Measuring success at two-year colleges

Nobody’s satisfied with the way student success is measured by the federal government. Only full-time students who earn a degree at the same institution where they start count as graduates. That’s very misleading for two-year colleges. But that’s likely to change, reports Inside Higher Education. The U.S. Department of Education’s Committee on Measures of Student Success will recommend whether and how to revise the department’s data on graduation and completion rates at community colleges and other institutions that award associate degrees.

Supporters say the current data don’t reflect the good work the colleges do, failing to account for the many students who transfer to four-year institutions without degrees, and the many students who come to the institutions for something less than a degree — a certificate, or even just some retraining — and get what they wanted. Critics argue that better data would simply provide clearer evidence that community colleges are failing in their mission, reinforcing what are terribly low completion rates at some institutions.

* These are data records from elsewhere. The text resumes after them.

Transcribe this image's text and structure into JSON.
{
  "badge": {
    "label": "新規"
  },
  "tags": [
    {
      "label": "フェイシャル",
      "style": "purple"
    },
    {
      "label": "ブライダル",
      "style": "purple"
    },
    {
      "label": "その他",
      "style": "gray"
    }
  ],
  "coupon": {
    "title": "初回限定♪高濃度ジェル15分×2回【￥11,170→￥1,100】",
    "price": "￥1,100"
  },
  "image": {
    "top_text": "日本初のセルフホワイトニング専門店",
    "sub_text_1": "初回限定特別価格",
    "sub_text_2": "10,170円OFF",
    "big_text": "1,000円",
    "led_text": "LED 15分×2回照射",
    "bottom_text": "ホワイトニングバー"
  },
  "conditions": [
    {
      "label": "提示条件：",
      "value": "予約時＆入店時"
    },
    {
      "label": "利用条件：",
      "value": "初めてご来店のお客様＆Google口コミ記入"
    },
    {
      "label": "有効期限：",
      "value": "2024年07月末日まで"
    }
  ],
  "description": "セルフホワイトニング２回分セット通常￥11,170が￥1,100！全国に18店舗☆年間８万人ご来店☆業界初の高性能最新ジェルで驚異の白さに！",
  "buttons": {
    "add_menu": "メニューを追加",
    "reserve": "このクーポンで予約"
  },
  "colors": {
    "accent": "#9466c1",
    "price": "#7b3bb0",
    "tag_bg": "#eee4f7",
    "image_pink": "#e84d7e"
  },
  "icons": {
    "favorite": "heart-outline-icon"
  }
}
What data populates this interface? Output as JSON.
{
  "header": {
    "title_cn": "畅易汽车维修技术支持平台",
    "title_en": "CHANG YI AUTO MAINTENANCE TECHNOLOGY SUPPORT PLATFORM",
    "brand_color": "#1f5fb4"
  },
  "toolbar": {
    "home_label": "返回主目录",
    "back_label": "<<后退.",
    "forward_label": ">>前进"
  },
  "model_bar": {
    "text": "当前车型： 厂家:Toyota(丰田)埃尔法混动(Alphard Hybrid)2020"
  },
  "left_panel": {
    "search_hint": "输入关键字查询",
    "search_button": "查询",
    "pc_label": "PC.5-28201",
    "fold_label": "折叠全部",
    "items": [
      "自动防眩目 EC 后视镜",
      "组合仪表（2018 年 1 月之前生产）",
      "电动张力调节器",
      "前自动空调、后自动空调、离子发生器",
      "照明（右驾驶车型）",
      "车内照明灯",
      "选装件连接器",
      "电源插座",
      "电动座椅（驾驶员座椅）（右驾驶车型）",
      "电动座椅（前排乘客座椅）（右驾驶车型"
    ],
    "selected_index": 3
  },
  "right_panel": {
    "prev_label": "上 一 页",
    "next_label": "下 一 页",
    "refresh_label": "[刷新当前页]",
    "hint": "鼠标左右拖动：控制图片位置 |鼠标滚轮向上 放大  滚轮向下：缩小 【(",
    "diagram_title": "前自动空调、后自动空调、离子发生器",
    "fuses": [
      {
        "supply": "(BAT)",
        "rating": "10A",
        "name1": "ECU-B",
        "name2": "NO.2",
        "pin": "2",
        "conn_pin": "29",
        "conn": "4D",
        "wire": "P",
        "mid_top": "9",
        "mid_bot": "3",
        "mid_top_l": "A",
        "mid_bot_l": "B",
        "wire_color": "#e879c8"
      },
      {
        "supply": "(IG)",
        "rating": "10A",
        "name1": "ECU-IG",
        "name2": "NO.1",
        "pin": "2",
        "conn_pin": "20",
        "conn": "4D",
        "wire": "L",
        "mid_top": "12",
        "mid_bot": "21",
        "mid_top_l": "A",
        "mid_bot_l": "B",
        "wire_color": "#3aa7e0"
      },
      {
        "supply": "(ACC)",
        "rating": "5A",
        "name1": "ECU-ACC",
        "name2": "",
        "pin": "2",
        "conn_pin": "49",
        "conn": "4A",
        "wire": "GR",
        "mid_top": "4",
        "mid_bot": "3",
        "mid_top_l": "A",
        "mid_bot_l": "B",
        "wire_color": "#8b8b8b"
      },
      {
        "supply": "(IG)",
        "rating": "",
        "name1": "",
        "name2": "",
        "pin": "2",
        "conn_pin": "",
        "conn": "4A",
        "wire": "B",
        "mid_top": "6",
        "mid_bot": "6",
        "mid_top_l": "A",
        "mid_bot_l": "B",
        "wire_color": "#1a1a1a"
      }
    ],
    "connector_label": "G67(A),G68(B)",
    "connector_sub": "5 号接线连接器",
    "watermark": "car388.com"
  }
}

The National Governors Association and the American Association of Community Colleges have proposed “voluntary accountability systems that aim to measure student success across many variables.”

Community colleges “are institutions that have a very complex mission,” Eduardo M. Ochoa, assistant secretary for postsecondary education, said at the start of the meeting. “They have to be all things to all people” as institutions that offer remediation, degrees and certificates, job training, the possibility of transfer to four-year colleges and universities, and continuing education.

“It’s important to have metrics that actually and accurately gauge how these institutions are progressing in terms of meeting their multiple objectives and also prioritizing them appropriately,” Ochoa said.